A week late, but still a great read on the future of the US Military beyond Iraq. My concern regarding the direction of our future geopolitical policy is that the debate will be framed not around the adults that met in Colorado Springs; but by the unfounded statements of disgruntled military types. I'm all for a reasoned, evidence-based debate on this issue, and I hope as we move closer to November to see such discourse in the public arena.
Back Channels: Shaping a post-Iraq military
COLORADO SPRINGS - The three White House contenders didn't attend this week's conference on the U.S. military after Iraq, but their presence was felt. That's because the next president won't just be deciding the fate of the Iraq war, but charting the U.S. military's course on personnel, weapons systems and equipment for the next generation.
"This is the most important election for national security in 40 years," said Dan Goure, vice president of the Lexington Institute, a Virginia think tank.
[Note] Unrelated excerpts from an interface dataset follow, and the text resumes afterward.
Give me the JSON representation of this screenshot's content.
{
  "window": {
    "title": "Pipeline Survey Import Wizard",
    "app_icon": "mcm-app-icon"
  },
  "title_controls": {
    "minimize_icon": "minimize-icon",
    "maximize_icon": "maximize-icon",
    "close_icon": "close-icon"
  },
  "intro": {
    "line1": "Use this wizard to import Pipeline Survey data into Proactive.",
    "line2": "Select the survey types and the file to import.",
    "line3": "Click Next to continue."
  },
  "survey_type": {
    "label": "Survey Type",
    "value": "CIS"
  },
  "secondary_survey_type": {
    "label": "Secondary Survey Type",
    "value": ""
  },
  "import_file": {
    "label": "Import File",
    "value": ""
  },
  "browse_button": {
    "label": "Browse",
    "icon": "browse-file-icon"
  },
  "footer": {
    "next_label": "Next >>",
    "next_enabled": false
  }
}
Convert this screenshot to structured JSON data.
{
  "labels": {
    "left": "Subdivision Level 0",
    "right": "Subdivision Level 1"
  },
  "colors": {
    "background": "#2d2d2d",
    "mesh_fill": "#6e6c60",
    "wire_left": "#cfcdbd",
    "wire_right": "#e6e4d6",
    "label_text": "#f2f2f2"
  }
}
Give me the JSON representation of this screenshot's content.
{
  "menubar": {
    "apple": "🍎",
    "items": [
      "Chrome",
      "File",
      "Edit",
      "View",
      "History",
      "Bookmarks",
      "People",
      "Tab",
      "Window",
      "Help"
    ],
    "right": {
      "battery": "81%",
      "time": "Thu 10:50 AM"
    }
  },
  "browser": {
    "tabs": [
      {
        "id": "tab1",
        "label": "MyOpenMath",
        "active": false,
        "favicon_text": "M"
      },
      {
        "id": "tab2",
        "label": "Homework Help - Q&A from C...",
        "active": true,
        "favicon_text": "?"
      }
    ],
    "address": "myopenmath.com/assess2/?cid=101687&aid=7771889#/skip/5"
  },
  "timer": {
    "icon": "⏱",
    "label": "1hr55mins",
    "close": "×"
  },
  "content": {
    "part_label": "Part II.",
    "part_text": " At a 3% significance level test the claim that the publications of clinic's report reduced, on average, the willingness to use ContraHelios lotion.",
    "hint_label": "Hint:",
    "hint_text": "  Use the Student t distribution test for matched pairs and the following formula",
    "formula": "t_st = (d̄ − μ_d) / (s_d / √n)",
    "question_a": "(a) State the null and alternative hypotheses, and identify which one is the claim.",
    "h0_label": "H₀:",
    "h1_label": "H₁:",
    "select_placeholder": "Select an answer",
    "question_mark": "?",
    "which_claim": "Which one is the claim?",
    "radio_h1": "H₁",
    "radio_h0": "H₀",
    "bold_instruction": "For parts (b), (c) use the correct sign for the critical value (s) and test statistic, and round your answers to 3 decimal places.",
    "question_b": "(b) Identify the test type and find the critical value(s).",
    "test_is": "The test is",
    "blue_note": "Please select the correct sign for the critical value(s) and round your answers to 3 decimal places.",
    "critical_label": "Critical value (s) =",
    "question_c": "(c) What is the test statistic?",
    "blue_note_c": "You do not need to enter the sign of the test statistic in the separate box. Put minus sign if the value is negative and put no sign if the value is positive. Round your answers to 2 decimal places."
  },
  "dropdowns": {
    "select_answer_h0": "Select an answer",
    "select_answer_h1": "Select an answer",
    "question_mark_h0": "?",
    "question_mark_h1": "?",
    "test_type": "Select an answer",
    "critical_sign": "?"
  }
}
So it would help voters if some of the issues raised at the Heritage Foundation gathering - the U.S. role in the world, soft power vs. hard power, and improving the quality of life for military families - became part of the debate between now and November.
The rest of the story can be found HERE